During the last few years, the use of lead (Pb) in the EU economy has been called into question by some policy makers. Lead is frequently seen as a problematic metal that can be detrimental to human health; what is much less well known is its fundamental role in the Circular Economy. To provide a firm metallurgical background on the importance of lead, Prof. Bart Blanpain (KU Leuven), Prof. Markus Reu­ter (HZDR/TU Bergakademie Freiberg) and Dr. Annelies Malfliet (KU Leuven), active in the EU ETN SOCRATES network, have published a Policy Brief. They argue that restricting lead metallurgy in the EU would not only have a detrimental impact on the lead industry, but also on all the industries linked to it that work with elements like sil­ver, copper, antimony, tin, tellur and zinc.
Foto: Recycling index: It could inform consumers about the true recyclability of products. ©Copyright: Fairphone

How much circulation is possible?

Metal recycling is regarded as an important measure of the future to secure the supply of raw materials. Many experts agree on this. In most cases, howe­ver, it is unclear exactly how recyclable a product is and what proportion of the materials can be reco­vered at all. In an interview for the Helmholtz Association's "Earth and Environment" knowledge platform, HIF Director Professor Markus Reu­ter argues that the complexity of modern equipment and the resulting scrap make it har­der to close material flows and achieve a genuine circular economy.
Foto: Flotation lab. ©Copyright: HZDR/ Frank Schinski

Work and environmental safety and research go hand in hand

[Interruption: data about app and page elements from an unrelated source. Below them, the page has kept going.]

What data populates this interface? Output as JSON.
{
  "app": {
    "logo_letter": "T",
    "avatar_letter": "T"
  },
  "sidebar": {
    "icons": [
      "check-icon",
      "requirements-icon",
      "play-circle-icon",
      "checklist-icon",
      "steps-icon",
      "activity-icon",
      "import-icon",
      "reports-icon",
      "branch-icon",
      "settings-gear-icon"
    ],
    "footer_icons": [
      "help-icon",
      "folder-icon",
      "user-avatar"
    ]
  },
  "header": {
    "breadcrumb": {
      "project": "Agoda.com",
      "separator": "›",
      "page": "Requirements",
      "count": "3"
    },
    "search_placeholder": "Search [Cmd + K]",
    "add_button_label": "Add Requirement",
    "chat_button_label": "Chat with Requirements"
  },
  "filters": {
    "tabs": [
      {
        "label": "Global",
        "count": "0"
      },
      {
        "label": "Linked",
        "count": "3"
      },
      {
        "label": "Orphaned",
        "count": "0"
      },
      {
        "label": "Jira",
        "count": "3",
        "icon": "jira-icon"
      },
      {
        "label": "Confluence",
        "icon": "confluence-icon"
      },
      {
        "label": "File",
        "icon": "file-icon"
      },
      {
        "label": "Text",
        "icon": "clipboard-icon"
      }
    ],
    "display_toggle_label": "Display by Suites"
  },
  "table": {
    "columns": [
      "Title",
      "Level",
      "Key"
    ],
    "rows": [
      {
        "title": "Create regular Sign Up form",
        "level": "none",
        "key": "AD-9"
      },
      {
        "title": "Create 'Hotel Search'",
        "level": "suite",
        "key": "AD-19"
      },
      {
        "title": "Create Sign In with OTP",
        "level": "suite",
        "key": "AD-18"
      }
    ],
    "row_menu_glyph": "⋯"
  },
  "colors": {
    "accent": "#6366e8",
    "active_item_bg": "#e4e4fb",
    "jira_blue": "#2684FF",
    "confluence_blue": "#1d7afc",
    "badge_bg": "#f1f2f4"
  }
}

Anyone working in a laboratory in research and industry also deals with chemicals and other hazardous substances. To avoid risky situations, employees receive regular training. The Helmholtz Institute Freiberg for Resource Technology, which is part of Helmholtz-Zentrum Dresden-Rossendorf, together with the laboratory equipment manufacturer VWR International, is organizing an in-house exhibition on the subject of work and environmental safety on Tuesday, 22.1.2019.